### Input for this task
* * * * * * * * *

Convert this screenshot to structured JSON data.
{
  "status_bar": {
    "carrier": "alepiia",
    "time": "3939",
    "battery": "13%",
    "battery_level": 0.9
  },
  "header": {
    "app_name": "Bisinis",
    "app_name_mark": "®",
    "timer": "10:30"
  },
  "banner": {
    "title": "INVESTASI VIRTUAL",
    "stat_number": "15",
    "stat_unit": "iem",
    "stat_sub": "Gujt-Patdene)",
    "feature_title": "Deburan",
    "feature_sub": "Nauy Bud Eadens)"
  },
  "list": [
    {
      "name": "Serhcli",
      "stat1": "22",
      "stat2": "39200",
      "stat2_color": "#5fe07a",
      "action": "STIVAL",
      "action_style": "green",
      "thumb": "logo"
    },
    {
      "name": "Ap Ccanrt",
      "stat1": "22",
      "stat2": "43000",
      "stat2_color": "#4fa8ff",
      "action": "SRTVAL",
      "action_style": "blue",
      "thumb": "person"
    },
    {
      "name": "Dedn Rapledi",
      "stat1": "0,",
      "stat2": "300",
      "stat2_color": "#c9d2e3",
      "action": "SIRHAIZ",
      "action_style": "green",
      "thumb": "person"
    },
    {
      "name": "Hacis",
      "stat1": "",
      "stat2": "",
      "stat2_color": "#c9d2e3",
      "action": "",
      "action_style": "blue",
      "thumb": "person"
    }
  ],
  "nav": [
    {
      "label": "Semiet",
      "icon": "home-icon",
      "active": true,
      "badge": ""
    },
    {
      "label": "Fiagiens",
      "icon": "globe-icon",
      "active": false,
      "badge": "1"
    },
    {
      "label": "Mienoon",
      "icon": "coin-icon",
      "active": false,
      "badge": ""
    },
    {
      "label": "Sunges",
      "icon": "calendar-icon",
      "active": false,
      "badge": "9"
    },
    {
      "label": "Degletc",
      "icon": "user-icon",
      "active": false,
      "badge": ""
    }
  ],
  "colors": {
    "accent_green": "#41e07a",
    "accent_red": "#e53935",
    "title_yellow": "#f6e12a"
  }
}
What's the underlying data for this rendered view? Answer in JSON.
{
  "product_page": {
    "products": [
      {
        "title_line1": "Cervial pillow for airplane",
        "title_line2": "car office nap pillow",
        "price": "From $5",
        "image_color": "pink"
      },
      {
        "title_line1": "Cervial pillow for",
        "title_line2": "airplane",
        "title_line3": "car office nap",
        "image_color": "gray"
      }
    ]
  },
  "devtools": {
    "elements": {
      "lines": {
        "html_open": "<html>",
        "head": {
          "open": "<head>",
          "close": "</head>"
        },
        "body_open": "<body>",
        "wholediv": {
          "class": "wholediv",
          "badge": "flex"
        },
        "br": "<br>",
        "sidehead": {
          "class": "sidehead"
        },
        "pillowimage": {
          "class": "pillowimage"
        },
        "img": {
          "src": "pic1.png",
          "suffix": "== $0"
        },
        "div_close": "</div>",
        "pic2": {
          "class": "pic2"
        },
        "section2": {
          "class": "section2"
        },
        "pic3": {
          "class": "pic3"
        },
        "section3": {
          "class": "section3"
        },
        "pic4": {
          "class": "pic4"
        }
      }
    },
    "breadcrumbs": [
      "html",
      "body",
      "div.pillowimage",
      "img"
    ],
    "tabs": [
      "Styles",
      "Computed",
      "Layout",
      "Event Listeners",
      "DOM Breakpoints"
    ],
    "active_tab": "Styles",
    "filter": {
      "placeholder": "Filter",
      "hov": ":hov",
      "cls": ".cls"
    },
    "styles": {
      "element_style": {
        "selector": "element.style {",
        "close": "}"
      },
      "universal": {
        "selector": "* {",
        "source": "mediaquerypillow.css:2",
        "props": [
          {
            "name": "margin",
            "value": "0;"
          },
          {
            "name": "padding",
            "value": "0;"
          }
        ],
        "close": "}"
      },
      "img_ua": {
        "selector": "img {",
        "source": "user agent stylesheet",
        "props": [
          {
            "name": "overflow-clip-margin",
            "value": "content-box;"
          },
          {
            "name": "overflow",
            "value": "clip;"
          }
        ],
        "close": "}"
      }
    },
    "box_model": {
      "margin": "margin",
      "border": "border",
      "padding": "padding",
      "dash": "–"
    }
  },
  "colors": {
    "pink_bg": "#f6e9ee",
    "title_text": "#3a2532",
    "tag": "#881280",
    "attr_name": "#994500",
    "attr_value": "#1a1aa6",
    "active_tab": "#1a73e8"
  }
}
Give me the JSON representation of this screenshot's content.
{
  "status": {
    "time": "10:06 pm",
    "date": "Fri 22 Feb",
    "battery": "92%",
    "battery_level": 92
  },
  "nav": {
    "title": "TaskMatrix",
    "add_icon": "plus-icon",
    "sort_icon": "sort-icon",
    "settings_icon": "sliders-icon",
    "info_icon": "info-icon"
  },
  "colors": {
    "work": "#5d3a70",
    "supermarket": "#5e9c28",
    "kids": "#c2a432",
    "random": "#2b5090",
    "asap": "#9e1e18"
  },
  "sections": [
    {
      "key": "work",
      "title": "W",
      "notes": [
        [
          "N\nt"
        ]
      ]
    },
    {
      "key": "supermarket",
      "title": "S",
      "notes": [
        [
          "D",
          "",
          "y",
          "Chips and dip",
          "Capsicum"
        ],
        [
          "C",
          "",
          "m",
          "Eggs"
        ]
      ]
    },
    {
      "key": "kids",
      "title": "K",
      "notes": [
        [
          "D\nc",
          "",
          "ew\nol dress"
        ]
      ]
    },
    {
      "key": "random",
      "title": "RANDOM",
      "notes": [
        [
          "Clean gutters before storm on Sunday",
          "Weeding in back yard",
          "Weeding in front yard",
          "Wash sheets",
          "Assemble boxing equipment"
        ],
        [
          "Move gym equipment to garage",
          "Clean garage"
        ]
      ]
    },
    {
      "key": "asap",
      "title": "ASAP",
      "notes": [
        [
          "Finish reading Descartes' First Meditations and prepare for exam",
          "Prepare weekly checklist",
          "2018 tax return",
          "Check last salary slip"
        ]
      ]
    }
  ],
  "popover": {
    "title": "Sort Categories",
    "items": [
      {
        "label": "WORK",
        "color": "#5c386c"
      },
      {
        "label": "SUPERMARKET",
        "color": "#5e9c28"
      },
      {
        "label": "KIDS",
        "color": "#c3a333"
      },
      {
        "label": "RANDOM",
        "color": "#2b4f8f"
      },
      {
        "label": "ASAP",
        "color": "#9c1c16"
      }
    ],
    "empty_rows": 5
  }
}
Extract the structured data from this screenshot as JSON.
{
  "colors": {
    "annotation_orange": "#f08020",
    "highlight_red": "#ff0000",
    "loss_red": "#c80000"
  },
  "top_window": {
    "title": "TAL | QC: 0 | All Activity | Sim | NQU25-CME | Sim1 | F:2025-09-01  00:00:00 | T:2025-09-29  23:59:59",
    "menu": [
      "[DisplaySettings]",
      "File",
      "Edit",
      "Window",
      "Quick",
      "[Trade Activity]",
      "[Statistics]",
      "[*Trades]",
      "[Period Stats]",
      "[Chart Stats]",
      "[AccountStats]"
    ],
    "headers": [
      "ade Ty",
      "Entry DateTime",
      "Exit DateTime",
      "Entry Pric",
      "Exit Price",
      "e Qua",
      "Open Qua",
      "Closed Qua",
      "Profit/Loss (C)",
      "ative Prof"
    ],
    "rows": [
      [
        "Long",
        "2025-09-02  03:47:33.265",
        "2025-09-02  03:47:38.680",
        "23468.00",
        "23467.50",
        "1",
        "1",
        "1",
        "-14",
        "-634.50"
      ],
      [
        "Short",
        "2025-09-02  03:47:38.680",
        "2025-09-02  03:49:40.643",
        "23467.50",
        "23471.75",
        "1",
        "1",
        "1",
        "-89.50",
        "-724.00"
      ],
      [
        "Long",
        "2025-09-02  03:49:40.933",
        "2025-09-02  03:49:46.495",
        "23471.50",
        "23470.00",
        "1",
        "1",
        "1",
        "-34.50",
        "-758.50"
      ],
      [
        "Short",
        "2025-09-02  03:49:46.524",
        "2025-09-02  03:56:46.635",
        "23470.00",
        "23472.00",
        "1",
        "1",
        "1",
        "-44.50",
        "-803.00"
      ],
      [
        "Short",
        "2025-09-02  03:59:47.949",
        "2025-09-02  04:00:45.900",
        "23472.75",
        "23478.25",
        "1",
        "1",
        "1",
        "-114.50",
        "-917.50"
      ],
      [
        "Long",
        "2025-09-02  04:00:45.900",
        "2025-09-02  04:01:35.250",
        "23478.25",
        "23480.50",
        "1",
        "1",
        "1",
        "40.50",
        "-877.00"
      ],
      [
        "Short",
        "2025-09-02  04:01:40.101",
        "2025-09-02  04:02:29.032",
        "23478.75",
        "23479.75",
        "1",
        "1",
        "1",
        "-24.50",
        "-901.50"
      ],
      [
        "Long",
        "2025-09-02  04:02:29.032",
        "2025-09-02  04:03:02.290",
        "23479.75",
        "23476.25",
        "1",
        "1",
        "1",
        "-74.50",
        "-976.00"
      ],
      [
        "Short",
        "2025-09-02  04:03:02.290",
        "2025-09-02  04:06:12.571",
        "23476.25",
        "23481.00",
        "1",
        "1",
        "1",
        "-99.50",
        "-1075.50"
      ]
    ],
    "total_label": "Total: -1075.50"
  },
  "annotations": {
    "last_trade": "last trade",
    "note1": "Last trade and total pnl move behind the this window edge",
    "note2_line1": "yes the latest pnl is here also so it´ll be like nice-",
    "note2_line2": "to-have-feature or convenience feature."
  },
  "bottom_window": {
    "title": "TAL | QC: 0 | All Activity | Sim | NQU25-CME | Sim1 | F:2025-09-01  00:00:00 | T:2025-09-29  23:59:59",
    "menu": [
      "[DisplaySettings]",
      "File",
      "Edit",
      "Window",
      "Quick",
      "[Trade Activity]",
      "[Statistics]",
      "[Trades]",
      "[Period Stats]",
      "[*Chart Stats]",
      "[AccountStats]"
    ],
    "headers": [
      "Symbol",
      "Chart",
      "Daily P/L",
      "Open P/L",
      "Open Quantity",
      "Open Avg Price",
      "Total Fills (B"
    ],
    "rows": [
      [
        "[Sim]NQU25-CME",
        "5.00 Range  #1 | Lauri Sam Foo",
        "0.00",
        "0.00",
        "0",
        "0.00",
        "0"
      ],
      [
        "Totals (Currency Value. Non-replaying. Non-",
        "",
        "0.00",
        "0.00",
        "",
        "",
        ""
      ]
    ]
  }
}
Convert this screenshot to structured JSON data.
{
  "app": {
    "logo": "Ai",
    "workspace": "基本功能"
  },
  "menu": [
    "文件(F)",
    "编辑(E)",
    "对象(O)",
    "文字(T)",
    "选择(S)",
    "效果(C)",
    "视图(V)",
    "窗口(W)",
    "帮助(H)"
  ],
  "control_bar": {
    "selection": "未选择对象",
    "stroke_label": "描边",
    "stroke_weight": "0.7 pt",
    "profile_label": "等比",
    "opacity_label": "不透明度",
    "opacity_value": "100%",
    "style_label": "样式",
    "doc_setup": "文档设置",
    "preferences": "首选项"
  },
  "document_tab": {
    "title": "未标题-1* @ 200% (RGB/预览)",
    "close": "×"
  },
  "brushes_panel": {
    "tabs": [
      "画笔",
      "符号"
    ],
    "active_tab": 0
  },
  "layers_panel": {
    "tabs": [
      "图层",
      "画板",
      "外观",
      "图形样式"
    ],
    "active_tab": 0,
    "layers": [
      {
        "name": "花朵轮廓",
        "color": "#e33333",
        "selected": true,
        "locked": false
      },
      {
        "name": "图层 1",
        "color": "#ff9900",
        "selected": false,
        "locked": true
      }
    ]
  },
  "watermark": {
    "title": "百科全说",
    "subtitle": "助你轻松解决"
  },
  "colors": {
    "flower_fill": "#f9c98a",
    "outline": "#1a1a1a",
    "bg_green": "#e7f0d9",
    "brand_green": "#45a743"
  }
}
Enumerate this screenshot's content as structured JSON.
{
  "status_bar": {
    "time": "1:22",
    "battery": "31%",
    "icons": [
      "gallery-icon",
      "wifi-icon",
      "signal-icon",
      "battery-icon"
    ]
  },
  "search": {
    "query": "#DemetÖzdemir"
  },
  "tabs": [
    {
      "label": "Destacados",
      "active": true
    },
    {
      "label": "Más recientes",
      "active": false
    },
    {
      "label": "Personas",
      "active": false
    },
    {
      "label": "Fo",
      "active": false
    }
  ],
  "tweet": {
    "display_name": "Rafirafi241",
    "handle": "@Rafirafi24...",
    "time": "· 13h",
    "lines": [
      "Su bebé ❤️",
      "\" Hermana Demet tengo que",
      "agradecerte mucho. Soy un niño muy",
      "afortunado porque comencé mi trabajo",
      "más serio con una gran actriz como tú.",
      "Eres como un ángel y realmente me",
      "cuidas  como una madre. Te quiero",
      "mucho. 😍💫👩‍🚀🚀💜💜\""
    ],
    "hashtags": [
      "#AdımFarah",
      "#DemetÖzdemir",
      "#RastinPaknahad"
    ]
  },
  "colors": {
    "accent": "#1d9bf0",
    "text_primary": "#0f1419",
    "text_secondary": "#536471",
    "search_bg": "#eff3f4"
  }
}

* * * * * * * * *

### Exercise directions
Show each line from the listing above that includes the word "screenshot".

### Result of the task
Convert this screenshot to structured JSON data.
Give me the JSON representation of this screenshot's content.
Extract the structured data from this screenshot as JSON.
Convert this screenshot to structured JSON data.
Enumerate this screenshot's content as structured JSON.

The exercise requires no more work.